Summary: Exposition of Isaiah 40
A Time of Comfort
Stand on the Word vs. 1-8
Follow His Lead vs. 9-14
No Comparison vs. 15-26
Wait on the Lord vs. 27-31
Intro: Isaiah 39
Last week we left off before I could get to Isaiah 39
It is not a big chapter but let me recap it real quick
Hezekiah recovers and Babylon hears about it
Wanting to form an alliance with Judah against Assyria King Merodach sends his son to Jerusalem
While there Hezekiah shows his group everything Israel has, including its treasuries
God alerts Isaiah to it who proceeds to confront Hezekiah on it
Hezekiah is honest about what he did but it still costs Judah
Everything that Hezekiah showed the Babylonians will be taken away by them
On top of that some of his sons will be taken too
Hezekiah’s response to this is very telling
Vs. 8 Then Hezekiah said to Isaiah, “The word of the Lord that you have spoken is good.” For he thought, “There will be peace and security in my days.”
At least it won’t happen during my reign, classic politician, make the next group pay
Unfortunately Hezekiah didn’t finish well
His son, Mannaseh, is considered the worst king in the history of Israel
Judah goes back to sinning worse than it did before
Because of that God doesn’t spare the rod, Judah goes into captivity for 70 years
Because of that God must comfort his people
Isaiah 40-66 is a compilation of messages comforting Israel while in captivity in Babylon
Read Isaiah 40:1-5
God is a God is conviction and comfort
Too much of either creates an imbalance within the believer
When there is too much judgment the person can walk around condemned
Paul tells us in Rom 8:1 There is therefore now no condemnation for those who are in Christ Jesus.

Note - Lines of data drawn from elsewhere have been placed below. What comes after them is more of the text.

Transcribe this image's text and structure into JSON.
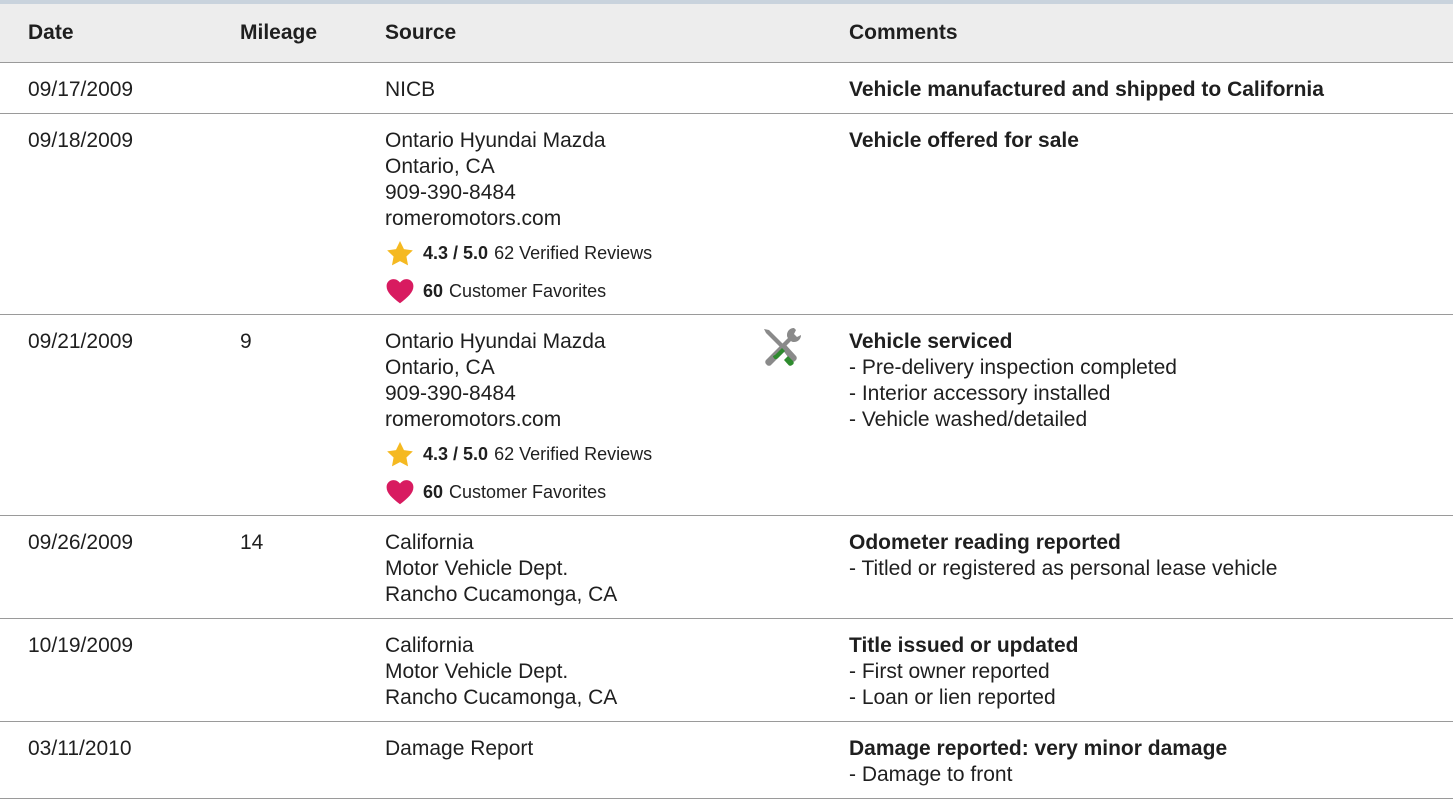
{
  "colors": {
    "header_bg": "#ededed",
    "top_border": "#c9d3dd",
    "row_divider": "#9a9a9a",
    "star": "#f5b921",
    "heart": "#d81b60",
    "wrench_green": "#2e8b2e",
    "tool_gray": "#8a8a8a"
  },
  "table": {
    "headers": {
      "date": "Date",
      "mileage": "Mileage",
      "source": "Source",
      "comments": "Comments"
    },
    "rows": [
      {
        "date": "09/17/2009",
        "mileage": "",
        "source": {
          "line1": "NICB"
        },
        "comments": {
          "title": "Vehicle manufactured and shipped to California"
        }
      },
      {
        "date": "09/18/2009",
        "mileage": "",
        "source": {
          "line1": "Ontario Hyundai Mazda",
          "line2": "Ontario, CA",
          "line3": "909-390-8484",
          "line4": "romeromotors.com",
          "rating": "4.3 / 5.0",
          "reviews": "62 Verified Reviews",
          "favorites_count": "60",
          "favorites_label": "Customer Favorites",
          "rating_icon": "star-icon",
          "favorites_icon": "heart-icon"
        },
        "comments": {
          "title": "Vehicle offered for sale"
        }
      },
      {
        "date": "09/21/2009",
        "mileage": "9",
        "icon": "service-tools-icon",
        "source": {
          "line1": "Ontario Hyundai Mazda",
          "line2": "Ontario, CA",
          "line3": "909-390-8484",
          "line4": "romeromotors.com",
          "rating": "4.3 / 5.0",
          "reviews": "62 Verified Reviews",
          "favorites_count": "60",
          "favorites_label": "Customer Favorites",
          "rating_icon": "star-icon",
          "favorites_icon": "heart-icon"
        },
        "comments": {
          "title": "Vehicle serviced",
          "detail1": "- Pre-delivery inspection completed",
          "detail2": "- Interior accessory installed",
          "detail3": "- Vehicle washed/detailed"
        }
      },
      {
        "date": "09/26/2009",
        "mileage": "14",
        "source": {
          "line1": "California",
          "line2": "Motor Vehicle Dept.",
          "line3": "Rancho Cucamonga, CA"
        },
        "comments": {
          "title": "Odometer reading reported",
          "detail1": "- Titled or registered as personal lease vehicle"
        }
      },
      {
        "date": "10/19/2009",
        "mileage": "",
        "source": {
          "line1": "California",
          "line2": "Motor Vehicle Dept.",
          "line3": "Rancho Cucamonga, CA"
        },
        "comments": {
          "title": "Title issued or updated",
          "detail1": "- First owner reported",
          "detail2": "- Loan or lien reported"
        }
      },
      {
        "date": "03/11/2010",
        "mileage": "",
        "source": {
          "line1": "Damage Report"
        },
        "comments": {
          "title": "Damage reported: very minor damage",
          "detail1": "- Damage to front"
        }
      }
    ]
  }
}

Condemnation brings with it shame and guilt that can undo our relationship with Christ
At the same time not all conviction is condemnation
God chastens those he loves to bring them closer to Him and remove behaviors that are ungodly
When there is too much comfort it produces soft Christians unable to fight the spiritual battles
Too much comfort brings on spiritual laziness and a sense of entitlement
We expect God to do everything for us like a butler
That is why God uses both conviction and comfort
As we get into chapter 40 God is bringing the comfort to Judah
But there is a gap between chapters 39 and 40
Stand on the Word vs. 1-8
Vs. 1 Comfort, yes, comfort My people!
Isaiah knew what it was to warn and instruct God’s people; but the LORD also wanted His people to receive His comfort.
2 Corinthians 1:3 speaks of our Lord as the God of all comfort; God wants His messengers to speak comfort to His people!
Speak comfort to Jerusalem: This means that Jerusalem needed a word of comfort.
This means that God had comfort to give them.
God’s comfort is not a hollow, positive-thinking, “There’s-a-silver-lining-behind-every-cloud” kind of message.
God always gives His people reasons for comfort.
The comfort comes with tender words, spoken to the heart.
Speak comfort is literally, “‘speak to the heart’, like a young man wooing his girl
How God’s messengers today must speak to the heart!
Is 51:12 “I, I am he who comforts you, who are you that you are afraid of man who dies, of the son of man who is made like grass,
Vs. 2 That her iniquity is pardoned: At the moment Isaiah spoke this, Jerusalem was well aware of her sin - Isaiah had made them aware of it!
Yet, the prophet speaks of a day when comfort can be offered because her iniquity is pardoned.
This is real comfort; to be recognized as a sinner - as one having iniquity - yet knowing just as much that our iniquity is pardoned.
This was reason for comfort.
Vs. 3 Prepare the way of the LORD: The idea is that the LORD is coming to His people as a triumphant King, who has the road prepared before Him so He can travel in glory and ease.
Every obstacle in the way must be removed: every valley shall be exalted and every mountain and hill brought low; the crooked places shall be made straight and the rough places smooth
This passage of Isaiah 40:3-5 has a direct fulfillment in the New Testament, in the person and ministry of John the Baptist.
Zacharias, the father of John the Baptist, knew this at the birth of his son (Luke 1:76).
And three gospels directly relate this passage to the ministry of John
Matt 3:3 For this is he who was spoken of by the prophet Isaiah when he said, “The voice of one crying in the wilderness: ‘Prepare[a] the way of the Lord; make his paths straight.’”